How innovation is transforming government
According to Washington Technology’s Top 100 list, Leidos is the largest IT provider to the government. But as Lieutenant General William J. Bender explains, “that barely scratches the surface” of the company’s portfolio and drive for innovation.
Bender, who spent three and a half decades in the military, including a stint as the U.S. Air Force’s Chief Information Officer (CIO), has seen action in the field and in technology during that time, and it runs in the family. Bender’s son is an F-16 instructor pilot. So it stands to reason Bender Senior intends to ensure a thriving technological base for the U.S. Air Force. “What we’re really doing here is transforming the federal government from the industrial age into the information age and doing it hand-in-hand with industry,” he says.
The significant changes that have taken place in the wider technology world are precisely the capabilities Leidos is trying to pilot the U.S. Air Force through. It boils down to developing cyberspace as a new domain of battle, globally connected and constantly challenged by the threat of cybersecurity attacks.
“We recognize the importance of the U.S. Air Force’s missions,” says Bender, “and making sure they achieve those missions. We sit side-by-side with the air combat command, intelligence surveillance, and reconnaissance infrastructure across the Air Force. There are multiple large programs where the Air Force is partnering with Leidos to ensure their mission is successfully accomplished 24/7/365. In this company, we’re all in on making sure there’s no drop in capability.”

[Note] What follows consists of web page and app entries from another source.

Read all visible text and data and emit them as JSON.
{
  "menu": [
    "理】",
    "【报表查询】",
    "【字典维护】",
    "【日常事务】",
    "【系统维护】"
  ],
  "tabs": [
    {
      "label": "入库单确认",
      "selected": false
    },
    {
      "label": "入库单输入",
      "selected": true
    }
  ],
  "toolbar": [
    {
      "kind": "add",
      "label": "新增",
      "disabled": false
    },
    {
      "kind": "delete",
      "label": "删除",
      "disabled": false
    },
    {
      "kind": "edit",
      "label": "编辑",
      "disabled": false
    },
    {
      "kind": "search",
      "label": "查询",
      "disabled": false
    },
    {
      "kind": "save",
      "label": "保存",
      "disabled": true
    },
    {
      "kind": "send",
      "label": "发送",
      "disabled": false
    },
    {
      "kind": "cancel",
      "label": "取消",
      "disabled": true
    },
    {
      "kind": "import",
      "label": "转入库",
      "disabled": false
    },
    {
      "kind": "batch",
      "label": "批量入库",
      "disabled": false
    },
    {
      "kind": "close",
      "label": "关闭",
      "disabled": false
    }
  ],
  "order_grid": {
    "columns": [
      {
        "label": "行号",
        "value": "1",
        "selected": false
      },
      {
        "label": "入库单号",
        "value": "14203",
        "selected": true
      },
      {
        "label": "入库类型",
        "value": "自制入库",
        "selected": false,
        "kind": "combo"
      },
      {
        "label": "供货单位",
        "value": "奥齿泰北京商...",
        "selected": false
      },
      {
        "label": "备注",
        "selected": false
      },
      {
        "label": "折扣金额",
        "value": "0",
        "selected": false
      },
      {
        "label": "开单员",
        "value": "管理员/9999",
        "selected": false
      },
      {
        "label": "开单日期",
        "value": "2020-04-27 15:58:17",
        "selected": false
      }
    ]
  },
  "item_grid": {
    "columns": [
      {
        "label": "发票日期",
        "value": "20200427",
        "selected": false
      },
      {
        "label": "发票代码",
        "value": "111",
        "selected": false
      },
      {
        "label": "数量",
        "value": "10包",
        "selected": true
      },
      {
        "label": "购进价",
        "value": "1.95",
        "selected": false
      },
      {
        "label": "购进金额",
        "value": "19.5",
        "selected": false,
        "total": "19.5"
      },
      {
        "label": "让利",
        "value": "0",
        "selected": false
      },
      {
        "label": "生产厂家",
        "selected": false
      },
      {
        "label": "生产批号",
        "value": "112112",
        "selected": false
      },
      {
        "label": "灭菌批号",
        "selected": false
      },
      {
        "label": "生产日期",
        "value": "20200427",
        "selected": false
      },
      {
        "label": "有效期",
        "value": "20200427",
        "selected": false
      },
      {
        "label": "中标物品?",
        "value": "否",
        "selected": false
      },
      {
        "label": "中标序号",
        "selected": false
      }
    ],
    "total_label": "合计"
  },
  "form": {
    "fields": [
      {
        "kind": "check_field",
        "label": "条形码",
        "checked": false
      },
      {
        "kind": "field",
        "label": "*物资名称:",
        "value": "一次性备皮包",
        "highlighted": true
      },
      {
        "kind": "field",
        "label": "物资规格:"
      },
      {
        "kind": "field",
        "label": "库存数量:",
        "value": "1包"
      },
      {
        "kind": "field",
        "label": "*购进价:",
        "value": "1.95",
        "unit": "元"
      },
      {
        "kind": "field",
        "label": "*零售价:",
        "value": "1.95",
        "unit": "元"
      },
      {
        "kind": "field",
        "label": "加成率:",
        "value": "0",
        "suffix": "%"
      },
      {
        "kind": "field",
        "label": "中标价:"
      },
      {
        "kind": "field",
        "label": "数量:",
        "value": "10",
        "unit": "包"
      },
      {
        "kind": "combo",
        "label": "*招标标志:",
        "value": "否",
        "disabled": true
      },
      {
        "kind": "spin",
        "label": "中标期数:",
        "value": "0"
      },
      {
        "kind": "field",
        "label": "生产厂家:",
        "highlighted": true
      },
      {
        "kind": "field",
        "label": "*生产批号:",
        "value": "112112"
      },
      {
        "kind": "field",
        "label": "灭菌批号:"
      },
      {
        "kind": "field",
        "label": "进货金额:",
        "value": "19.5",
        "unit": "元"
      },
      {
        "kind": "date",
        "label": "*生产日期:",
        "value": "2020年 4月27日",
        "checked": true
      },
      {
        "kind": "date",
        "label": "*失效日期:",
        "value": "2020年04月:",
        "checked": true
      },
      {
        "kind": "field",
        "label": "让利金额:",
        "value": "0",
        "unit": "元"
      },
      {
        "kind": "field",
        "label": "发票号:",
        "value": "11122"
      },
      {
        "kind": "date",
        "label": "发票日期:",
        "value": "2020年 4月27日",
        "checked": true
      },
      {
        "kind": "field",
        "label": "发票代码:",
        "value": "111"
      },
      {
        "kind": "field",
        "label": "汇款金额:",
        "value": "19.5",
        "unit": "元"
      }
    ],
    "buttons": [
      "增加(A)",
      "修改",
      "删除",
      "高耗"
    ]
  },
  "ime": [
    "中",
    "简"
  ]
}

That partnership relies on a shared understanding of delivering successful national security outcomes, really understanding the mission at hand, and Leidos’ long-standing relationship of over 50 years with the federal government.
To look at where technology is going, Bender thinks it is important to look back at the last 10 to 15 years. “What we’ve seen is a complete shift in how technology gets developed,” he says. “It used to be that the government invested aggressively in research and development, and some of those technologies, once they were launched in a military context, would find their way into the commercial space. That has shifted almost a hundred percent now, where the bulk of the research and development dollars and the development of tech-explicit technologies takes place in the commercial sector.”
“There’s a long-standing desire to adopt commercial technology into defense applications, but it’s had a hard time crossing the ‘valley of death’ [government slang for commercial technologies and partnerships that fail to effectively transition into government missions]. Increasingly we’re able to do that. We need to look at open architectures and open systems for a true plug-and-play capability. Instead of buying it now and trying to guess what it’s going to be used for 12 years from now, it should be evolving iteratively.”